I think Mr Corbyn’s energy, or apparent lack of it, is doing him a disservice. We don’t want our politicians pushing their words at us, pointing and table thumping (metaphorically or actually), over-emphasising words and phrases with dull, repetitive unnatural inflections. Yes, I do think this is what too many of them do! But we do want someone with plenty of movement and colour in their voice: changes in inflection and pace, variation in pauses; but also in their body language: sitting or standing tall and poised, using hand gesture (naturally not choreographed), good eye contact, with resonant projecting voices. This is what I mean by energy, and this is what really makes a difference as to how much you can engage people. I’d like to see Mr Corbyn have more energy. He has quite good facial expression, but his eyes don’t light up on his subject matter. His voice moves (inflects) but not overly so. I have seen him light up: I saw him interviewed by Jon Snow on Channel 4 News when he got on to talking about his childhood in Jamaica and he suddenly came alive. I’m sure there are other examples, but in my research for this article I took a cross section of examples of his speaking and this one stood out. It dawns on me now that I switch off, mentally or physically, when he is speaking otherwise I might have more examples. That is telling in itself!

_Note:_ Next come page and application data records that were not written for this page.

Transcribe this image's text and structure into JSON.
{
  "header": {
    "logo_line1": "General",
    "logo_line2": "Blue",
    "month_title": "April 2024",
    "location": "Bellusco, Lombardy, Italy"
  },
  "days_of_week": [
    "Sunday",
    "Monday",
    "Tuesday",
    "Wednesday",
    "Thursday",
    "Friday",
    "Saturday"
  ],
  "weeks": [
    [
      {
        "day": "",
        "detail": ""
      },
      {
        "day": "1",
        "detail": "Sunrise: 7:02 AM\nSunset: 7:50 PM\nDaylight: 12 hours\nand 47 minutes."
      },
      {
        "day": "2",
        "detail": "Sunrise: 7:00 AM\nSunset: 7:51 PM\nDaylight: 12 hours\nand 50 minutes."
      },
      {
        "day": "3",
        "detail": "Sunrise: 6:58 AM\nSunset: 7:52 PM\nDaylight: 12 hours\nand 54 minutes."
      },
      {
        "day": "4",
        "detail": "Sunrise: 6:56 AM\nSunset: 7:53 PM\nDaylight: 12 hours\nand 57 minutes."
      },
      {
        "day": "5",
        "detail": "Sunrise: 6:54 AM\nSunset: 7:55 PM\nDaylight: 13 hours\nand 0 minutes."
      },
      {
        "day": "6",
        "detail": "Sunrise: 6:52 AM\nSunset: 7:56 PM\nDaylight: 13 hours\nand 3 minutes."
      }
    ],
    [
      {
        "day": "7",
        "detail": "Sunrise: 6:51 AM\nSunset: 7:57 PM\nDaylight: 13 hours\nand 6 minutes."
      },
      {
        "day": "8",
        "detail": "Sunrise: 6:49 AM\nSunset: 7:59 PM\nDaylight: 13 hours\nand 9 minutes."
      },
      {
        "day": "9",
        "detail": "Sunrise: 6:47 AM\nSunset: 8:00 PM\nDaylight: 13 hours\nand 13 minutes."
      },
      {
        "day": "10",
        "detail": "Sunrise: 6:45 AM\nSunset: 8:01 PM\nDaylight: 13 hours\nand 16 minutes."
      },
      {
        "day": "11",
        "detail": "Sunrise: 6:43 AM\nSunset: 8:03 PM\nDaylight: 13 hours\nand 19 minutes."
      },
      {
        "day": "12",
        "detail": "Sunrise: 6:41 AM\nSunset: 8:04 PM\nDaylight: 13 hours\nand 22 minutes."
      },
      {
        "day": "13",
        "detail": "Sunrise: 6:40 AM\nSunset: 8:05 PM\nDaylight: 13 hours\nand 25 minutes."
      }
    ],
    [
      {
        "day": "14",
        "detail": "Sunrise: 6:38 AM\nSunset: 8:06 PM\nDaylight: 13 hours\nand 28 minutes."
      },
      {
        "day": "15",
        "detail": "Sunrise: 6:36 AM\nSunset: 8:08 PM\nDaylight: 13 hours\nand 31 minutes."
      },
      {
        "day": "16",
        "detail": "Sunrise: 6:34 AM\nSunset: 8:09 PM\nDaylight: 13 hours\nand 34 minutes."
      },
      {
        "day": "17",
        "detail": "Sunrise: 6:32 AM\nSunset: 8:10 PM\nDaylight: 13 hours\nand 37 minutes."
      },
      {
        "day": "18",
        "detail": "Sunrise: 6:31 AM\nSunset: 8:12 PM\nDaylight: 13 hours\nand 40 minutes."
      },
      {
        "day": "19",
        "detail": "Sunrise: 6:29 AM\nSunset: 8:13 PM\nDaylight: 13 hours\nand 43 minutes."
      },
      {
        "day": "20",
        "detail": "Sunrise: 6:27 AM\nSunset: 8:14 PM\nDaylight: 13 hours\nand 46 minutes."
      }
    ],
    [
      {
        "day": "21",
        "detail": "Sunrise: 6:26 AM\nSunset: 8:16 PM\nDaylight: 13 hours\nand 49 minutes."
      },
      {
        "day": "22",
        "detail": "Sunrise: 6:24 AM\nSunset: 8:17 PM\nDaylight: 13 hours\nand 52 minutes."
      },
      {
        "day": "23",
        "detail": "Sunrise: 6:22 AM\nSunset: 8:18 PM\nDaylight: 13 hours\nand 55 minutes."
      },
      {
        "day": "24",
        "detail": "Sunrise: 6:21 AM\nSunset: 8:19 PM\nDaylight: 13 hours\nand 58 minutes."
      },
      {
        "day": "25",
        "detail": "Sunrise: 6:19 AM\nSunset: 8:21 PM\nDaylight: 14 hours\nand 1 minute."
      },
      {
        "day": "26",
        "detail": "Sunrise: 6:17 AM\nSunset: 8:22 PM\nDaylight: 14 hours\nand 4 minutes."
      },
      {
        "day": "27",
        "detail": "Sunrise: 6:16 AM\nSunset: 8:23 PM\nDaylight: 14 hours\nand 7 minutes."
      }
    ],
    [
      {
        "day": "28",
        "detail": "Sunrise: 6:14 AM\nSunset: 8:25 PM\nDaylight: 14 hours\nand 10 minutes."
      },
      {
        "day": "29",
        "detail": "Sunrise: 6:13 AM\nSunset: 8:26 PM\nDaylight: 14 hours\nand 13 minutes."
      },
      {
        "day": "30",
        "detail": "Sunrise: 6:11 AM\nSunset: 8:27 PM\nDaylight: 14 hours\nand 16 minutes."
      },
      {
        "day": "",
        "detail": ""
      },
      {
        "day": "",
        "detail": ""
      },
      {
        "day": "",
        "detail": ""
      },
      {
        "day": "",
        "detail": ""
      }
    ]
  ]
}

As a last point I can’t ignore Jeremy’s (I feel I know him better now and can dispense with the ‘Mr Corbyn’), Jeremy’s sartorial choices. It does matter what you wear. If you look a little shabby, you not only looked tired and harassed, but it suggests a lack of respect for the people you are talking to: they don’t deserve for you to make an effort. I’ll say no more.
I seem to have concluded that Mr Corbyn is not very statesmanlike. But as a parting shot I would like to say this for him: his articulacy, succinctness and honest language do convey his sincerity and decency. His delivery is undoubtedly different to most of our current politicians. Maybe this in itself is enough to make people listen, at least at the first hearing, so perhaps he can get away with not being statesmanlike? What do you think?